• Interface dataset entries:
------------------------------------------------------------
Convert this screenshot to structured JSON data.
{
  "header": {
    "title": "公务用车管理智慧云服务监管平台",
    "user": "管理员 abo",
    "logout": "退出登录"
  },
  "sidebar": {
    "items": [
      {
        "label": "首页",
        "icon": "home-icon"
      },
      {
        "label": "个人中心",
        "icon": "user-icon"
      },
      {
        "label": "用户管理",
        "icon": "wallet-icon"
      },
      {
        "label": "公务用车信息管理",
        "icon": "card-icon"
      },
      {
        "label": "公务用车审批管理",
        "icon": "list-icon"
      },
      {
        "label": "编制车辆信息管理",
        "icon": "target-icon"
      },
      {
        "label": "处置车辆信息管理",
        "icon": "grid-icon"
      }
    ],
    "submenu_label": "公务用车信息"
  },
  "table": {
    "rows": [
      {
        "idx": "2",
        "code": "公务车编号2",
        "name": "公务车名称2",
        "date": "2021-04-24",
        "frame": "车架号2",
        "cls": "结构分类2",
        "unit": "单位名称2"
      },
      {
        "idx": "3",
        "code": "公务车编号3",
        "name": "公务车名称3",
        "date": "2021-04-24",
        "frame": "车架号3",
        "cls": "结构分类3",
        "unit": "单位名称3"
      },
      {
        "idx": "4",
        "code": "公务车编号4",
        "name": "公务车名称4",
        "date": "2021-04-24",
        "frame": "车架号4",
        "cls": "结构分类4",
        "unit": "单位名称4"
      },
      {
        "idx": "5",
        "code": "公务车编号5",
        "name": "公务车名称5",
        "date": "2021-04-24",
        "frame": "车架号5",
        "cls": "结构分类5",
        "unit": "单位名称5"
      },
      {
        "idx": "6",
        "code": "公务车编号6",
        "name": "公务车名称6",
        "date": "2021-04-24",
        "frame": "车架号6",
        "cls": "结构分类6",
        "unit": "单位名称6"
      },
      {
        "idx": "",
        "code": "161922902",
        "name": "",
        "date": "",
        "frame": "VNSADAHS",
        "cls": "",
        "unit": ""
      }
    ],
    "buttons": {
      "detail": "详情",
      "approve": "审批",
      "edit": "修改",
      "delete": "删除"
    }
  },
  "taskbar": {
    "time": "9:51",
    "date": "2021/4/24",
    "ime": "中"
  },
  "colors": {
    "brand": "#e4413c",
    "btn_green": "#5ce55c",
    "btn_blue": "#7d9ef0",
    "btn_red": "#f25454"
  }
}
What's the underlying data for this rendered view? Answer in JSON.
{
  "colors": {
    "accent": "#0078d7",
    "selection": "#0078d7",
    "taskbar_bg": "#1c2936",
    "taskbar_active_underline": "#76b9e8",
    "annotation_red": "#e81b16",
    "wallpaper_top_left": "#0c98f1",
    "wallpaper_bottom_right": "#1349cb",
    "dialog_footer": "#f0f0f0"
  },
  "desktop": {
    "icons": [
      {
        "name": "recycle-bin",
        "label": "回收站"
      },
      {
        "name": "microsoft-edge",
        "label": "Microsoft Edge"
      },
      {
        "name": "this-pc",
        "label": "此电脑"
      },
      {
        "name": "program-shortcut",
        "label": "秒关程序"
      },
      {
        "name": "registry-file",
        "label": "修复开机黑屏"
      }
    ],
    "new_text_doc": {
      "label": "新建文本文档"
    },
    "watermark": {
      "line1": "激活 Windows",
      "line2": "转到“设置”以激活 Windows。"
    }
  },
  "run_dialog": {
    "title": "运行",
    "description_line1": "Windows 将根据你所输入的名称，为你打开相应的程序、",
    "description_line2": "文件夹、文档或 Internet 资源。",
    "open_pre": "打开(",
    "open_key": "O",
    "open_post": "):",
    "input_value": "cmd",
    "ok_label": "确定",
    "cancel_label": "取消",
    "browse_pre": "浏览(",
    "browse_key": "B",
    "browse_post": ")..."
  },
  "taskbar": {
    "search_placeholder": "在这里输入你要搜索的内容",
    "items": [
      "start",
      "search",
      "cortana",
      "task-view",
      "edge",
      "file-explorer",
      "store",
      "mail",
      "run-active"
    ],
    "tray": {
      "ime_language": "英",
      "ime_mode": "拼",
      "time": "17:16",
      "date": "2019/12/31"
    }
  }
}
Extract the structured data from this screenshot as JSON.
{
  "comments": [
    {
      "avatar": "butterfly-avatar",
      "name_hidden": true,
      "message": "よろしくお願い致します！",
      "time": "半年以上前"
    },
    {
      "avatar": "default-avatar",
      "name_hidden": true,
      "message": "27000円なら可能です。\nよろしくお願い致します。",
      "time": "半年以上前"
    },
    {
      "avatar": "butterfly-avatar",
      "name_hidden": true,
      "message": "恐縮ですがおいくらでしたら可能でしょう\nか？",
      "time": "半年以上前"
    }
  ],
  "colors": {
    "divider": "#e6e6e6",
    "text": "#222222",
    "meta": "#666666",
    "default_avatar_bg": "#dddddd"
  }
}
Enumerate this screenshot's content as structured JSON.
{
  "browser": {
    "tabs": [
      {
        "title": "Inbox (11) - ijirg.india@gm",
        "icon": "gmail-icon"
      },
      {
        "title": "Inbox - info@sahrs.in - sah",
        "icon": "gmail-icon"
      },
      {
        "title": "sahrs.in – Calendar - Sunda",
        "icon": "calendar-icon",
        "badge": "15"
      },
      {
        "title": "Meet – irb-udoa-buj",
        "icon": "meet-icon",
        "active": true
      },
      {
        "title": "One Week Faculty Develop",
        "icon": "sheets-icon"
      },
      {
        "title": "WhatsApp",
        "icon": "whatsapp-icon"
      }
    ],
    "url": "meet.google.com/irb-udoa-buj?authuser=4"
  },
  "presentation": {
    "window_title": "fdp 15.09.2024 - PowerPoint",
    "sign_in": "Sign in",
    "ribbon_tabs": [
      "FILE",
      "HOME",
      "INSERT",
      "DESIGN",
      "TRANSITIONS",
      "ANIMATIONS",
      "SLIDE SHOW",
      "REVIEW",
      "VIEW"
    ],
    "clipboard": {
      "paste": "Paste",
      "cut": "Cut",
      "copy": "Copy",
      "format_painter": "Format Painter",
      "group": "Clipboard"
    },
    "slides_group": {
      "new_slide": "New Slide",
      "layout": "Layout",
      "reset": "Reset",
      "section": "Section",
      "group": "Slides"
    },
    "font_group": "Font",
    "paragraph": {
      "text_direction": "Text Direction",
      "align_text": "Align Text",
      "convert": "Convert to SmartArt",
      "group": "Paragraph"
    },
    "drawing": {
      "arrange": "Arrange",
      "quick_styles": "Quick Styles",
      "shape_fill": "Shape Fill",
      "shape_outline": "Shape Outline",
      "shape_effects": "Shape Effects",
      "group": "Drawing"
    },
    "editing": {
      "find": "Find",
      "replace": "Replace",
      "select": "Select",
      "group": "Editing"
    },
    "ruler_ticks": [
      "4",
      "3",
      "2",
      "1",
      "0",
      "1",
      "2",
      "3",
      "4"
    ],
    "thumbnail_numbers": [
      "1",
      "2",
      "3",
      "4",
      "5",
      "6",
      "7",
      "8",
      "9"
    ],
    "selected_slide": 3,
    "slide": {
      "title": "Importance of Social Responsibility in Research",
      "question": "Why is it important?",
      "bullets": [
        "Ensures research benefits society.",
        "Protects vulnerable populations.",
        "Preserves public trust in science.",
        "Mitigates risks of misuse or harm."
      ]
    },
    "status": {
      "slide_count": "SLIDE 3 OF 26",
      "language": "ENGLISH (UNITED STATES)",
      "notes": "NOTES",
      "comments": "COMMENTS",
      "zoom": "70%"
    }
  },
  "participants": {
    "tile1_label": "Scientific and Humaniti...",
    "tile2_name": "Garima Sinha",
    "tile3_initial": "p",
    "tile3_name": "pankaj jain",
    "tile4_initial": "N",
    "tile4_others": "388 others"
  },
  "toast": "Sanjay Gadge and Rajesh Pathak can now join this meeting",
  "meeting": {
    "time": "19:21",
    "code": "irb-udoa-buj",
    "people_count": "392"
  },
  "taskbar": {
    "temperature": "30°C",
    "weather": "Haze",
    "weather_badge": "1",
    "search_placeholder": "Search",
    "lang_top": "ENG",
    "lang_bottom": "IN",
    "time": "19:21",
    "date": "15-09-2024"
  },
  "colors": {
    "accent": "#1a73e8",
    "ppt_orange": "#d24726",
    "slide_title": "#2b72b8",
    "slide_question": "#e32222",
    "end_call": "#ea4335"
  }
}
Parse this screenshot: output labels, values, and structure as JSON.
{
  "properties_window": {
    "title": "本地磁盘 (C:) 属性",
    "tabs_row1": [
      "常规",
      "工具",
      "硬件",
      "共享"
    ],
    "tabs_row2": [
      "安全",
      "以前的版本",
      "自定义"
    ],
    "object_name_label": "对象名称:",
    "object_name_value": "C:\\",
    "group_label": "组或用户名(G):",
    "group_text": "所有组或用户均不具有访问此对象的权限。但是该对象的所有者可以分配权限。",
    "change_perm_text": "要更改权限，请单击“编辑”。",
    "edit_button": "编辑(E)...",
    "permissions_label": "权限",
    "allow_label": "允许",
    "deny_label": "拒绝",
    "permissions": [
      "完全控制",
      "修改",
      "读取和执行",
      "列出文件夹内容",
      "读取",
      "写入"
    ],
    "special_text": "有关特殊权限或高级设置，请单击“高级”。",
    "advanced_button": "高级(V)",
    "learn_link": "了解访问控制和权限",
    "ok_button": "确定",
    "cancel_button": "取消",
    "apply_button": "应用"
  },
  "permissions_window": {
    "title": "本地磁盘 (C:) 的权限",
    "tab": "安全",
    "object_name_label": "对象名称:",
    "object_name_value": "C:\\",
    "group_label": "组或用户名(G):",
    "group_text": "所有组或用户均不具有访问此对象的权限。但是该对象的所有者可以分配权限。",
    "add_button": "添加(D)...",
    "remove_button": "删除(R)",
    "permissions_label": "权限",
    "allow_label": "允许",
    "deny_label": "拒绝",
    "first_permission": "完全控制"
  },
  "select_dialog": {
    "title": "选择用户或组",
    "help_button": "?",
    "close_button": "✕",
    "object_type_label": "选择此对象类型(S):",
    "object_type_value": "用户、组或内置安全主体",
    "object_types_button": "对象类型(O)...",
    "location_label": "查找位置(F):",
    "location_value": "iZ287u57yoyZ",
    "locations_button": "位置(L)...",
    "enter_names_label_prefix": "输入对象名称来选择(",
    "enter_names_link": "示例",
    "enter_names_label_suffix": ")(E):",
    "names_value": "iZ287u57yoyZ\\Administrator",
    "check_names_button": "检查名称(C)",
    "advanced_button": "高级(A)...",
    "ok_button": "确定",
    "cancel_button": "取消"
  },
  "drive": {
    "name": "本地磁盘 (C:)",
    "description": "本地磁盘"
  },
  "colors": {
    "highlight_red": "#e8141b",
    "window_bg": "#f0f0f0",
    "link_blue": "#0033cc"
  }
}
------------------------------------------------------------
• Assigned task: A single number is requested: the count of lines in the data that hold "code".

• Result: 7